There’s something pretty exciting about heading abroad for a road trip. And the excitement levels are raised even further when you undertake that trip in a van.

Sitting so high up and mastering the art of driving such a large, utilitarian vehicle makes you feel pretty good.

But these are foreign roads. And that means there are rules, regulations, and considerations that extend far beyond what we’re used to in the UK.

So, without further ado, if you’re heading to Poland in a hire van, here’s what you need to know.

 

The standard stuff

As always, when it comes to driving abroad, there are a few standard thing you need to keep in mind.

The following might sound obvious, but you’d be amazed by how easy it is to forget the essentials when you get wrapped up in the trip itself.

So, remember the following before you set off:

  • your valid driving license;
  • proof of ID (your passport will do); and
  • the documentation from your hire company.

The latter is super important. It should include proof of insurance, and confirmation that you’ve been granted permission to take the vehicle abroad. (This is vital in the absence of a V5 registration document.)

 

The UK ‘identifier’

From the 28th October, you’ll need some form of UK ‘identifier’ if you’re driving abroad.

This is just like the old, classic, GB sticker that can still be seen attached to many cars, but it now needs to state ‘UK’.

 

Post-Brexit changes

From 28th September 2021, the distinguishing mark (or national identifier) displayed on vehicles registered in the United Kingdom that are driven abroad changed from GB to UK.

This means that vehicles registered in the UK must display the letters “UK” when driven in the EU.

The identifier can be incorporated in vehicle number plates (along with the Union Flag) or as a separate sticker. Note that vehicles featuring the letters GB together with the Council of Europe golden stars are no longer valid for driving abroad.

If the vehicle does not have the UK identifier within the number plate, you’ll require a UK sticker. GB stickers are no longer be valid.

To ensure you’re compliant, it’s advisable to check the government’s advice regarding the most appropriate identifier for your trip to Poland.

 

Compulsory equipment

It’s the little things that could leave you in a pickle if you forget to take them with you during your jaunt in Poland.

So, before you pack your bags, make sure you load the following into the back of the hire van:

  • a warning triangle;
  • headlamp beam deflectors;
  • a reflective jacket; and
  • a fire extinguisher.

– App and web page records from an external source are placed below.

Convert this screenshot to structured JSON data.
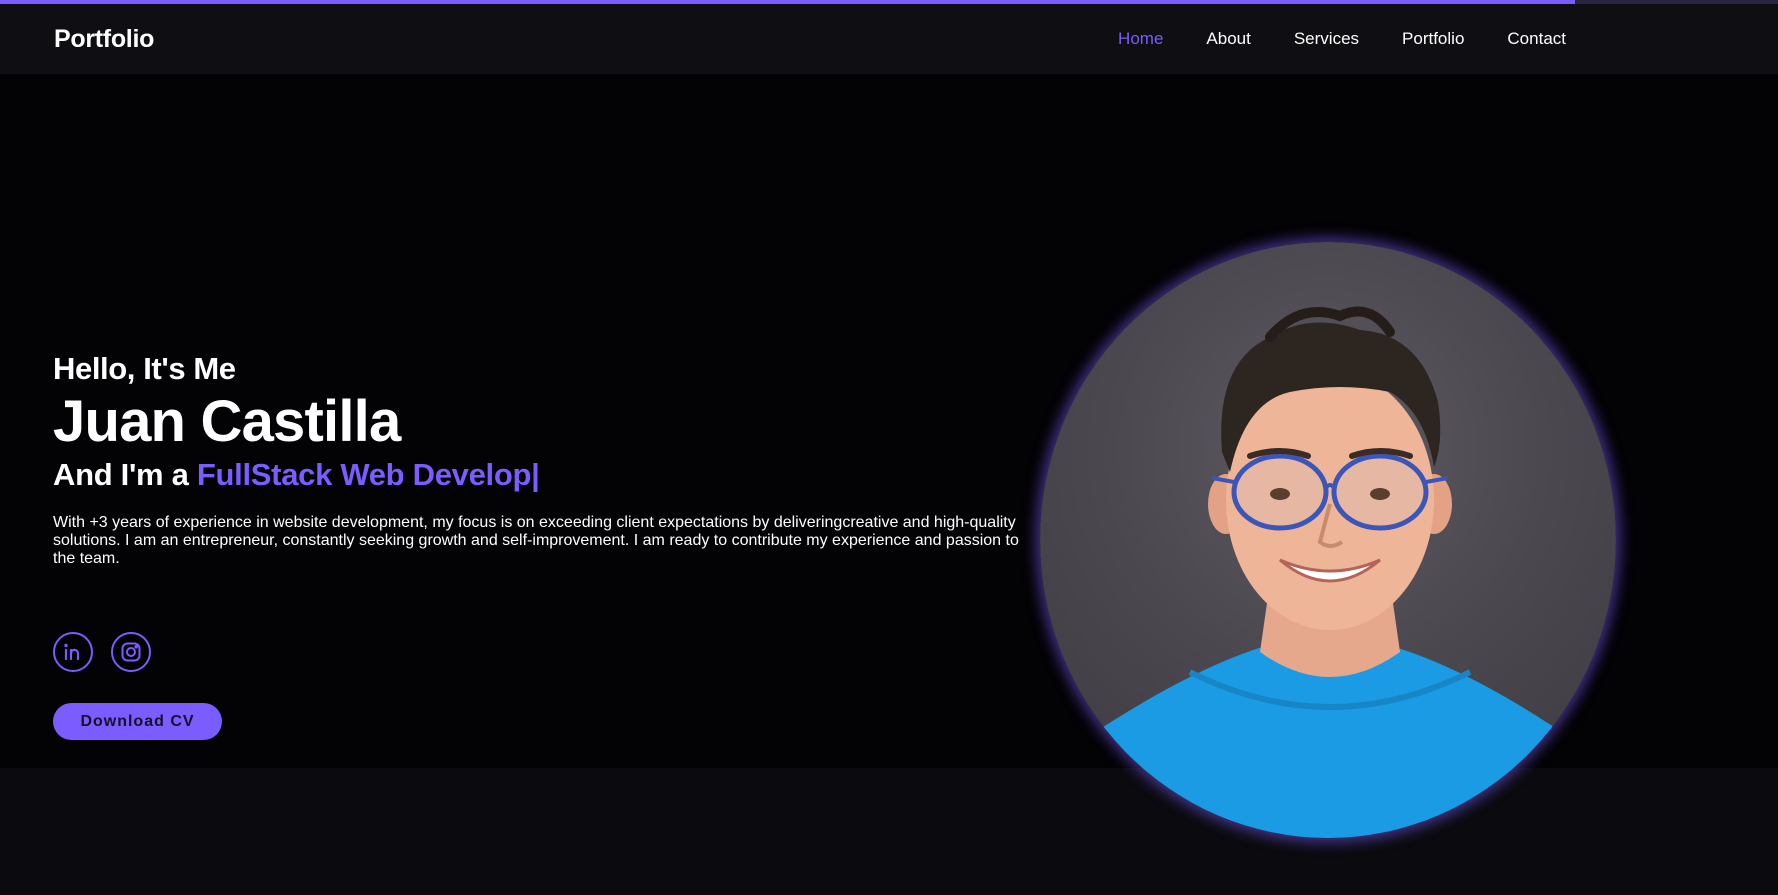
{
  "header": {
    "logo": "Portfolio",
    "nav": [
      {
        "label": "Home",
        "active": true
      },
      {
        "label": "About",
        "active": false
      },
      {
        "label": "Services",
        "active": false
      },
      {
        "label": "Portfolio",
        "active": false
      },
      {
        "label": "Contact",
        "active": false
      }
    ]
  },
  "hero": {
    "greeting": "Hello, It's Me",
    "name": "Juan Castilla",
    "role_prefix": "And I'm a ",
    "role_typed": "FullStack Web Develop|",
    "bio": "With +3 years of experience in website development, my focus is on exceeding client expectations by deliveringcreative and high-quality solutions. I am an entrepreneur, constantly seeking growth and self-improvement. I am ready to contribute my experience and passion to the team.",
    "socials": [
      {
        "icon": "linkedin-icon"
      },
      {
        "icon": "instagram-icon"
      }
    ],
    "cta_label": "Download CV",
    "photo_icon": "profile-photo"
  },
  "theme": {
    "accent": "#7a5cff",
    "background": "#030204",
    "header_background": "#0f0e13",
    "text": "#ffffff"
  }
}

The chances are, you won’t need any of the above, but it’s better to be prepared. Also, if you’re ever stopped by the authorities while driving in Poland, they may ask to see the safety equipment you have on board – it’s compulsory, after all!

If you have an emergency, dial 112.

 

Them’s the rules

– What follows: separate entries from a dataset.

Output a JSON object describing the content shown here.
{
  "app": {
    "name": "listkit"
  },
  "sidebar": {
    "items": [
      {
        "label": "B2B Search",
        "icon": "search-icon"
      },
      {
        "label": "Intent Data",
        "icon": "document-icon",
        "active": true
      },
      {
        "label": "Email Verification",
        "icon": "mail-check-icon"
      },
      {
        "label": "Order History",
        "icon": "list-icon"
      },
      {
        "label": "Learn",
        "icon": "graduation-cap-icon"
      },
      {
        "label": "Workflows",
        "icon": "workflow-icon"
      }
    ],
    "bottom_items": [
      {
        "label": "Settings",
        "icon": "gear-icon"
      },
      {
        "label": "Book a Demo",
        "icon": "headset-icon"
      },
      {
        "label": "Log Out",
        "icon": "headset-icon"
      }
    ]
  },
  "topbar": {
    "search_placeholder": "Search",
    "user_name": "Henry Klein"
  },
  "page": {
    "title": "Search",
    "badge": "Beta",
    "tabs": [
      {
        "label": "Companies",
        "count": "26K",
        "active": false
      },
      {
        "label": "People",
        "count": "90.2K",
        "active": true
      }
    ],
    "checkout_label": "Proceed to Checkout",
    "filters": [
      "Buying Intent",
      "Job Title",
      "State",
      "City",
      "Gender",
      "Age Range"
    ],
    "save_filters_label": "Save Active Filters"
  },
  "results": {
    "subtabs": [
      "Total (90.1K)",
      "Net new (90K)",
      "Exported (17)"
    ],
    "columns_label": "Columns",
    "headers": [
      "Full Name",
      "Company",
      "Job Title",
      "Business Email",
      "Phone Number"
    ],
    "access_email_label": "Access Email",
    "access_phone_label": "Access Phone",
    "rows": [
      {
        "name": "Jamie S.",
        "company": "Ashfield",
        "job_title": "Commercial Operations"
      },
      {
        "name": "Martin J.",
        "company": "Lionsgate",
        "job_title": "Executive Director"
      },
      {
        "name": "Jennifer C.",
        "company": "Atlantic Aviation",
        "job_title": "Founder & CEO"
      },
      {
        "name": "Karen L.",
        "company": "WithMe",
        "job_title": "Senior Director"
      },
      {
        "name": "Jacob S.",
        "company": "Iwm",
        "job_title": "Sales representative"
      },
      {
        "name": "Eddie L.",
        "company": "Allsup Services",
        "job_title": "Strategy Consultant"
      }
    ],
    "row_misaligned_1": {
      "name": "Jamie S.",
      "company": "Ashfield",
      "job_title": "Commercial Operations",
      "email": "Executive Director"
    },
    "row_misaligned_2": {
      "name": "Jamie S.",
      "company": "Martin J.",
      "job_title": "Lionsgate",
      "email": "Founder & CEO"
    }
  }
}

In Poland, you need to drive on the right-hand side of the road. That takes some getting used to, but it’s certainly the first thing you need to get your head around.

Seatbelts obviously need to be worn by all passengers (and the driver) – the fines can be large, and it’s just the sensible thing to do.

When you approach traffic lights, if there’s a red light accompanied by a green light, drivers are allowed to turn in the direct of the arrow, but must give way to other road users and pedestrians. Again, this takes time to get used to, but makes sense after a while.

The national speed limit on motorways in Poland, unless otherwise stated on local signage, is 140km/h (87mph). On a main road outside a built-up area it’s 90 km/h to 120km/h, but check local signs. For built-up areas it’s 50km/h (between the hours of 05:00 and 23:00) or 60km/h (between the hours of 23:00 and 05:00).

It’s also important to note that you’re not allowed to use speed camera detectors in Poland – they’re completely illegal. The blood alcohol limit in lower than the UK so it’s best not to take risks.

Lastly, just remember what you’re not allowed to take into Poland. Meat, dairy products, or fresh fruit and vegetables shouldn’t be in the back of the van. And nor should any plants or plant products.

We hope this advice helps. If you’re ready to book your hire van for a trip to Poland, just get in touch with the Squab team, today.